3.1 Linguistic tags: Annotation of linguistic and dialectal variation is extremely important in multidialectal speech transcription. This annotation takes place in the Arabic Orthographic System-based Transliteration (AOST). Eight tags are included in AMADAT to cover important phonological and morphophonemic changes. These are:
‘(-ap Silent) and (-ap Pronounced) for recording of the Ta marbuta
It is to be noted that the assimilation of the definite article Al- has not been included
because it could be covered by automatic change rules.
3.2 Sociolinguistic tags: Annotators should annotate all words that they identify as not belonging to the targeted speech. Annotators should mark and annotate all language variation and diglossia phenomena. These phenomena occur frequently in intradialectal and interdialectal communication. The following situations are important annotation
3.2.1 Modern Standard Arabic ‘MSA’: This happens when annotators feel that some words are clearly borrowed from the Standard language MSA. This usually happens in Koranic citations or when there is a lexical need which is not covered in the targeted dialect and which forces a borrowing from MSA. This is a difficult issue and annotators should be very conservative and cautious when making this decision.
3.2.2 Interdialectal variation: Sometimes annotators borrow from other Arabic dialects. In this case, the source dialect should be tagged: For the moment, the following Arabic Dialects have been include in the tool: 'NA', 'ALG', 'EGP', 'GLF', 'IRQ', 'LEB', 'JOR', 'MOR', 'PAL', 'SAU', 'SYR', 'TUN', 'YEM'. This is not a complete listing and other tags
will be added when needed.
3.2.3 Foreign languages and foreign borrowings: Portions of speech in another language
are annotated using the (language text) convention to indicate the language and to transcribe the words that are spoken in that language. The transcription of the foreign word(s) in Latin script is only done in the YELLOW careful transcription. Only the tag
Foreign أجنبي% is used in the GREEN Quick Transcription.
In GREEN: كثير أجنبي%

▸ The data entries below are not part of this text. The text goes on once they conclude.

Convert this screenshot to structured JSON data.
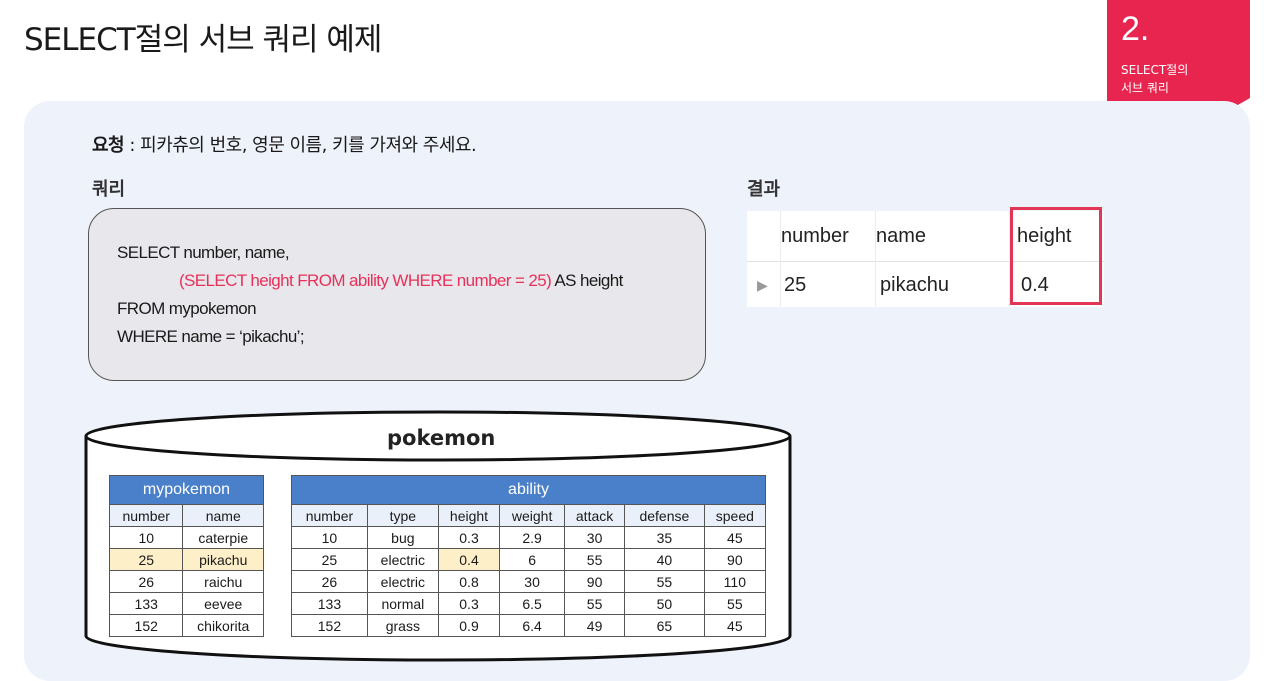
{
  "header": {
    "title": "SELECT절의 서브 쿼리 예제",
    "section_number": "2.",
    "section_title_line1": "SELECT절의",
    "section_title_line2": "서브 쿼리"
  },
  "request": {
    "label": "요청",
    "text": " : 피카츄의 번호, 영문 이름, 키를 가져와 주세요."
  },
  "query": {
    "label": "쿼리",
    "line1": "SELECT number, name,",
    "line2_sub": "(SELECT height FROM ability WHERE number = 25)",
    "line2_rest": " AS height",
    "line3": "FROM mypokemon",
    "line4": "WHERE name = ‘pikachu’;"
  },
  "result": {
    "label": "결과",
    "columns": [
      "number",
      "name",
      "height"
    ],
    "row": [
      "25",
      "pikachu",
      "0.4"
    ]
  },
  "database": {
    "name": "pokemon",
    "mypokemon": {
      "caption": "mypokemon",
      "columns": [
        "number",
        "name"
      ],
      "rows": [
        [
          "10",
          "caterpie"
        ],
        [
          "25",
          "pikachu"
        ],
        [
          "26",
          "raichu"
        ],
        [
          "133",
          "eevee"
        ],
        [
          "152",
          "chikorita"
        ]
      ]
    },
    "ability": {
      "caption": "ability",
      "columns": [
        "number",
        "type",
        "height",
        "weight",
        "attack",
        "defense",
        "speed"
      ],
      "rows": [
        [
          "10",
          "bug",
          "0.3",
          "2.9",
          "30",
          "35",
          "45"
        ],
        [
          "25",
          "electric",
          "0.4",
          "6",
          "55",
          "40",
          "90"
        ],
        [
          "26",
          "electric",
          "0.8",
          "30",
          "90",
          "55",
          "110"
        ],
        [
          "133",
          "normal",
          "0.3",
          "6.5",
          "55",
          "50",
          "55"
        ],
        [
          "152",
          "grass",
          "0.9",
          "6.4",
          "49",
          "65",
          "45"
        ]
      ]
    }
  },
  "colors": {
    "accent": "#e8254f",
    "highlight_row": "#fdf0c8",
    "table_caption": "#4a7fc9",
    "panel": "#eef2fb"
  }
}
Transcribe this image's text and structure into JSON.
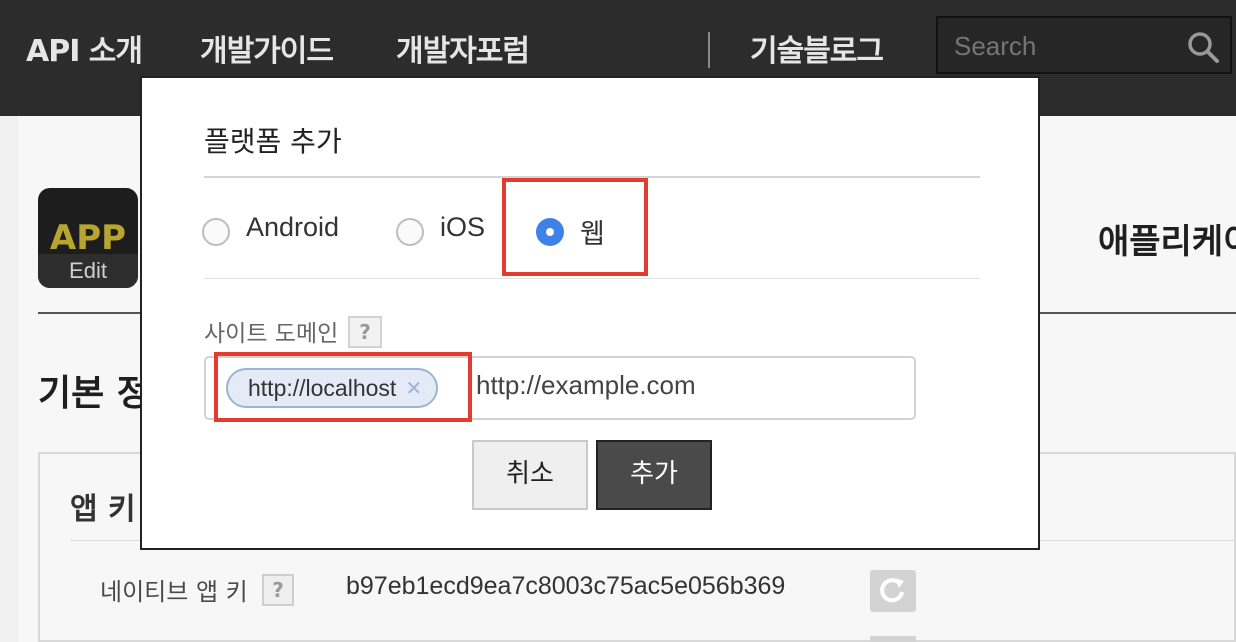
{
  "nav": {
    "items": [
      "API 소개",
      "개발가이드",
      "개발자포럼",
      "기술블로그"
    ],
    "search_placeholder": "Search"
  },
  "page": {
    "app_icon_text": "APP",
    "app_icon_edit": "Edit",
    "app_title": "애플리케이",
    "section_title": "기본 정",
    "keys_title": "앱 키",
    "native_key_label": "네이티브 앱 키",
    "native_key_value": "b97eb1ecd9ea7c8003c75ac5e056b369"
  },
  "modal": {
    "title": "플랫폼 추가",
    "platforms": [
      {
        "label": "Android",
        "selected": false
      },
      {
        "label": "iOS",
        "selected": false
      },
      {
        "label": "웹",
        "selected": true
      }
    ],
    "domain_label": "사이트 도메인",
    "help_glyph": "?",
    "domain_tags": [
      "http://localhost"
    ],
    "domain_placeholder": "http://example.com",
    "cancel_label": "취소",
    "add_label": "추가"
  },
  "colors": {
    "accent_blue": "#3e82e8",
    "highlight_red": "#e33b2e",
    "nav_bg": "#2c2c2c"
  },
  "icons": [
    "search-icon",
    "refresh-icon",
    "remove-tag-icon",
    "help-icon"
  ]
}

In YELLOW: كثير (FRENCH merci)
If the annotator does not know the name of the language or what is being said, he/she should use the tag FOR in parentheses: (FOR).
It should be noted that the above convention should not be used for foreign borrowings that are common in the target language. These words should be transcribed in the modified Arabic orthographic system using the extra four Persian letters.

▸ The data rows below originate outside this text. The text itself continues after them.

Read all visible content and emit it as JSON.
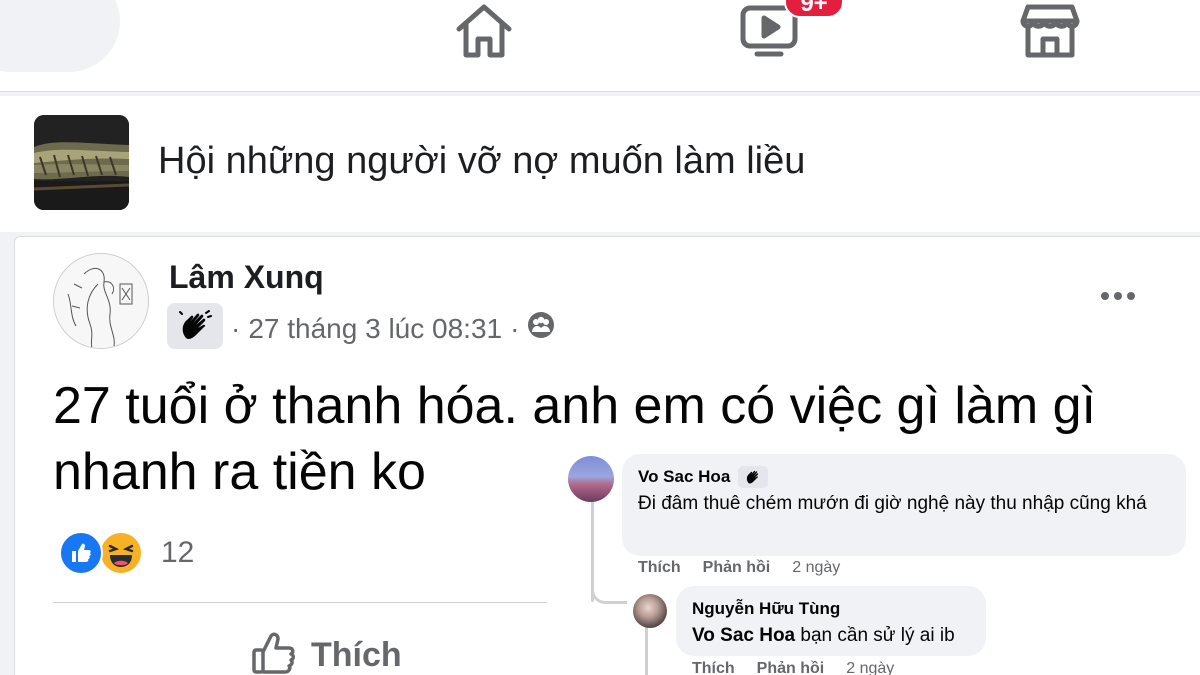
{
  "nav": {
    "items": [
      {
        "name": "home-icon"
      },
      {
        "name": "video-icon",
        "badge": "9+"
      },
      {
        "name": "marketplace-icon"
      }
    ],
    "badge_color": "#e41e3f"
  },
  "group": {
    "name": "Hội những người vỡ nợ muốn làm liều"
  },
  "post": {
    "author": "Lâm Xunq",
    "badge_icon": "wave-hand-icon",
    "timestamp": "27 tháng 3 lúc 08:31",
    "separator": "·",
    "audience_icon": "group-audience-icon",
    "text": "27 tuổi ở thanh hóa. anh em có việc gì làm gì nhanh ra tiền ko",
    "reactions": [
      "like-reaction-icon",
      "haha-reaction-icon"
    ],
    "reaction_count": "12",
    "like_label": "Thích"
  },
  "comments": [
    {
      "author": "Vo Sac Hoa",
      "badge_icon": "wave-hand-icon",
      "text": "Đi đâm thuê chém mướn đi giờ nghệ này thu nhập cũng khá",
      "like_label": "Thích",
      "reply_label": "Phản hồi",
      "time": "2 ngày"
    },
    {
      "author": "Nguyễn Hữu Tùng",
      "mention": "Vo Sac Hoa",
      "text": " bạn cần sử lý ai ib",
      "like_label": "Thích",
      "reply_label": "Phản hồi",
      "time": "2 ngày"
    }
  ],
  "colors": {
    "accent": "#1877f2",
    "secondary_text": "#65676b"
  }
}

3.2.4 In transcribing foreign names, vowels are often conventionally represented in the script using the long glide (vocalic/consonantal) letters ي , و and the ‘alif’ ا to

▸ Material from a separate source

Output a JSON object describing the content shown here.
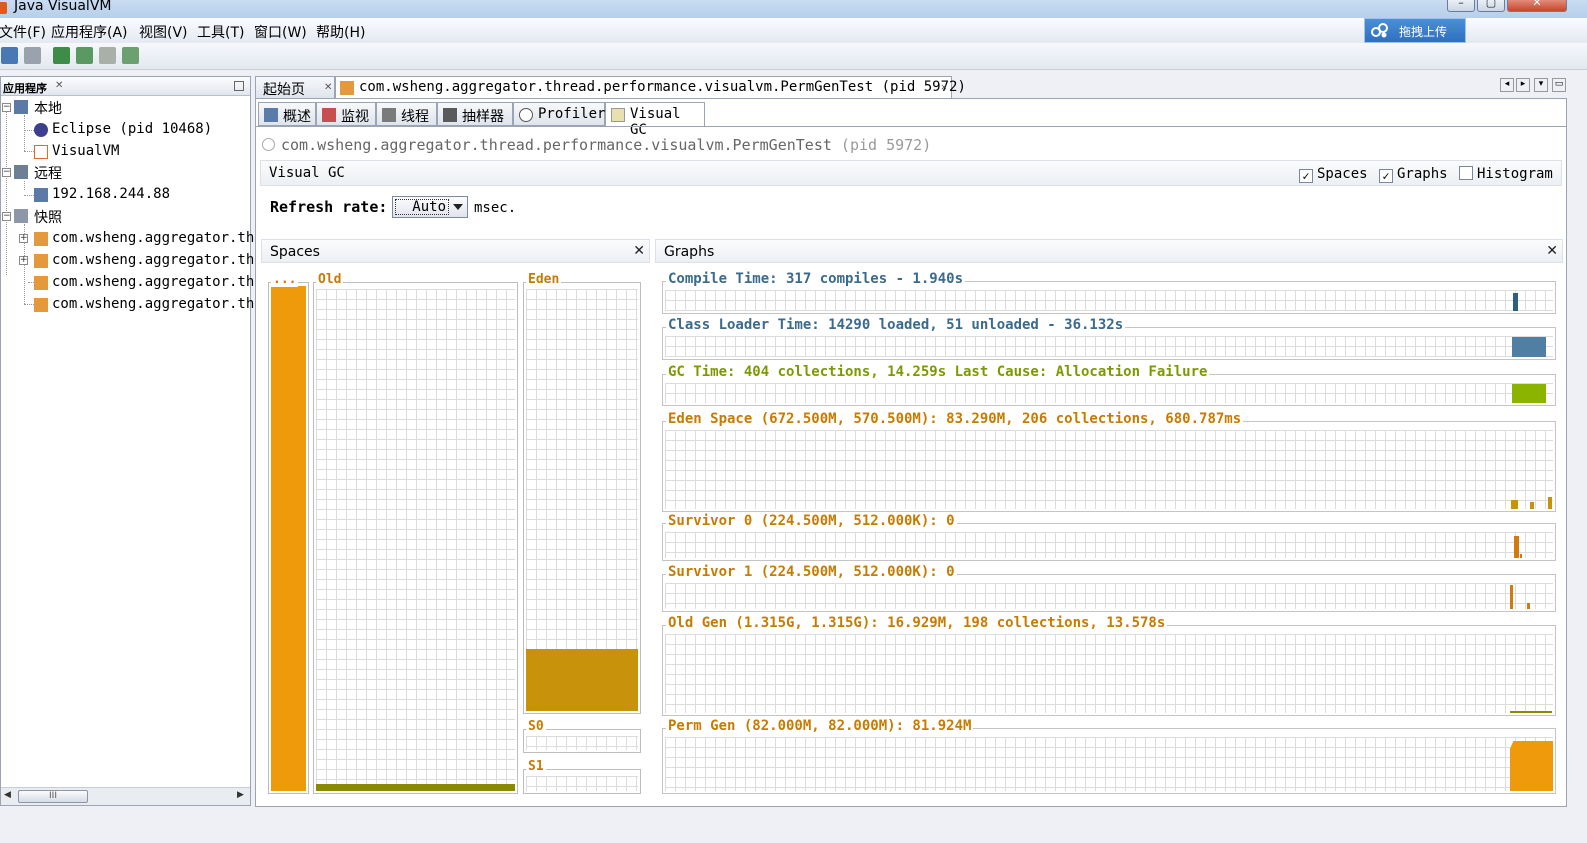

represent the non-Arabic vocalic range [ i , e , a , o , u ]:
Examples: ولسون^ for ‘^Wilson’
ماري ^ for ‘^Mary’
شيراك^ for ‘^Chirak’
When annotators encounter a name whose spelling they are not sure of, they should make their best guess and transcribe it with a double caret ^ ^ .
The above MSA-based orthographic conventional transcription reflects a pronunciation of long vowels which does not occur in actual pronunciation. The question remains as to whether we use leave the above conventions in the Modern Standard Arabic-based Transcription (MSAT) level only or whether we should correct/readjust in the Arabic Orthographic System-based Transliteration (AOST) to reflect real pronunciation.